The romance is the main plot of this novel. As I mentioned, Riley cannot be with Jayce because of the witness protection thingy. Therefore, she goes through certain events in order to finally be with him.
As the premise suggests, Riley’s path is intersected with Jayce once again. They spend some time together, but then Riley decides to go no contact in order to protect the love of her life.
Throughout the novel, it is mentioned all the time that Riley was with Jacey for a couple of years while in high school. However, the reader does not see this suppose love between them. I think more backstory would’ve been helpful, but not told as a memory. Maybe a couple more chapters with Riley and Jacey during the summer holiday, especially since in the “after 3 years” chapters their love is not shown, only told.
I can understand loving someone for 2-3 years without seeing him/her, especially if you were forced to break up with that person. However, most of the time, you are in love with the idea of that person, with the 2-3 years ago person. People change a lot, especially when they’re are young. A 15 year old has a different mentality than a 18 year old, even though the age difference is not that big.
I’ve found it nice that Riley and Jayce wanted to try it again. The problem is, they don’t spend time knowing each other. They go from “We haven’t seen each other in 3 years” to “I love you” in less than 1 week. It is not insta-love, though; as I mentioned above, they seemed more in love with the idea of them being together.
However, the romance itself is pretty cute. I don’t have problems with the concept behind it, rather with the way it was told.
Based on the problems mentioned above, one might think I had a bad experience while reading this book. Actually, no; quite the contrary. I enjoyed reading it. It was entertaining, and an easy, relaxing read. A fluffy book that you need to read after a complicated novel.

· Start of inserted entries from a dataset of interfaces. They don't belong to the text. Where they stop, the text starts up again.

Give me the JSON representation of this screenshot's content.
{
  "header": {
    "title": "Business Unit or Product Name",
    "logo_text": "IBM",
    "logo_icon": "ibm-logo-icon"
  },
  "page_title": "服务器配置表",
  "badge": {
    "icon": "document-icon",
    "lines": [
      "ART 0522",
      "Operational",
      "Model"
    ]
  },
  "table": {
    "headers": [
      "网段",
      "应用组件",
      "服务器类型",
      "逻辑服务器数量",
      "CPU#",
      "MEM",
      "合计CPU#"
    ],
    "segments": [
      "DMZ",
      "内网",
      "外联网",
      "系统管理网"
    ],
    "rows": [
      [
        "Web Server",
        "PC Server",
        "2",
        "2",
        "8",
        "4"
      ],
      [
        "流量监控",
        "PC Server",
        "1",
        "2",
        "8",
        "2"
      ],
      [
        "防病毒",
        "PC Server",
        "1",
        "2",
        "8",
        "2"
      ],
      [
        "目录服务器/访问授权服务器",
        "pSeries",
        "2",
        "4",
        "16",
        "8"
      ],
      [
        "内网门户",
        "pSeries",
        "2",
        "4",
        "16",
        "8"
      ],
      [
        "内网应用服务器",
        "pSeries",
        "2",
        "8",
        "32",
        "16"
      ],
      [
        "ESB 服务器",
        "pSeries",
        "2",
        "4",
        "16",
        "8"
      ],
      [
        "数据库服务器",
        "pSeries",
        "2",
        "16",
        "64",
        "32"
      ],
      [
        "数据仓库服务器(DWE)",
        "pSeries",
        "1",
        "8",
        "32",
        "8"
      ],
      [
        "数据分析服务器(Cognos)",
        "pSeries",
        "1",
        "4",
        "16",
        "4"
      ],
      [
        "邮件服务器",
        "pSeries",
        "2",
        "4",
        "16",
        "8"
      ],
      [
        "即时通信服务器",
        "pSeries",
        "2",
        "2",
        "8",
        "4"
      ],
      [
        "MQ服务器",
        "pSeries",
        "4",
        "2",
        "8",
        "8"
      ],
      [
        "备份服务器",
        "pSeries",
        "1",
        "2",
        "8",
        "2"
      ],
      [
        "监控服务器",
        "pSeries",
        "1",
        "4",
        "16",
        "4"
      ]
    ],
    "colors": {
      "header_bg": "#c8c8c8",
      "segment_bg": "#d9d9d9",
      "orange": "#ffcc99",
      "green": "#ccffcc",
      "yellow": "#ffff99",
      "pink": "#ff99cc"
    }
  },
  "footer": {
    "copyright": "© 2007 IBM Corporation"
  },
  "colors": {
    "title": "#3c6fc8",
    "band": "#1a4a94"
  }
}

Can’t Lose You by Brown was a easy read. I think most teenagers would love this novel (I said most, not all 😛 ). If I would’ve read this when I was 14, I would’ve given it a higher rating. However, I encourage you to read the novel for yourself, and make your own opinions. Who knows, maybe you’ll love it.